For many years, the hydraulic (sluice) system was the most often used method of conveying bottom ash. It is well suited to power plants where water is available, high conveying capacities are required, and the disposal point is a long distance from the boiler. Conveying rates up to 165 TPH (150 metric tons) and conveying distances up to 12 miles (20 kilometers) are in operation. A typical system collects ash from the furnace in a water impounded hopper and then transports it in a sluice pipeline to dewatering bins or a pond.

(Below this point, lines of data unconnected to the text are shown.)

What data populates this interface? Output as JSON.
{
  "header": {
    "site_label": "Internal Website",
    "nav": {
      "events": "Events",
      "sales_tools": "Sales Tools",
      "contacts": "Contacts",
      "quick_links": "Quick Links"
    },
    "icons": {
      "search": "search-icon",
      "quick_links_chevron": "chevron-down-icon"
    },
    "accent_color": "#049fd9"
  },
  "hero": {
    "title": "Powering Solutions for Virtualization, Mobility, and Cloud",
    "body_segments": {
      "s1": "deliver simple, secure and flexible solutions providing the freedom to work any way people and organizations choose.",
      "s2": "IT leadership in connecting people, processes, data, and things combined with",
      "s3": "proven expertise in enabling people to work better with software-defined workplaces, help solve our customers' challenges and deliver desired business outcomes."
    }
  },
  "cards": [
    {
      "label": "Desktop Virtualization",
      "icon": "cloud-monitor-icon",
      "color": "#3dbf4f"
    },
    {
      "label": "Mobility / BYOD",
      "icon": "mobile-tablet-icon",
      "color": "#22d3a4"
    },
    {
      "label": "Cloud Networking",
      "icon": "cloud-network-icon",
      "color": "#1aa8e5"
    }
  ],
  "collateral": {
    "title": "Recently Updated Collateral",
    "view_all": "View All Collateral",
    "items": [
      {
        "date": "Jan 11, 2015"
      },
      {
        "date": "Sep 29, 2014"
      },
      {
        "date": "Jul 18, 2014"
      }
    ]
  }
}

Where environmental regulations prohibit the use of a pond, or if land is scarce, the addition of a settling tank and a surge tank creates a closed loop recirculation system to address these issues.
- Hopper storage (8 to 12hrs)
- Intermittent Operation Allows On-Line Maintenance
- No Internal Hopper Moving Parts
- Deep Hopper Water Pool Cushions and Quenches Slag Falls
- Simplistic Conveyor Routing and Maintenance
- Emergency Gravity Discharge Possible
- Largest Boiler size MW: 830
- Largest Capacity: 50 ntph
- Low power consumption
- Reduced operating and maintenance costs
- Reduced water usage
- Continuous ash removal reducing chance for clinkering to occur
Please contact your local UCC Representative for more information.
Comments are closed.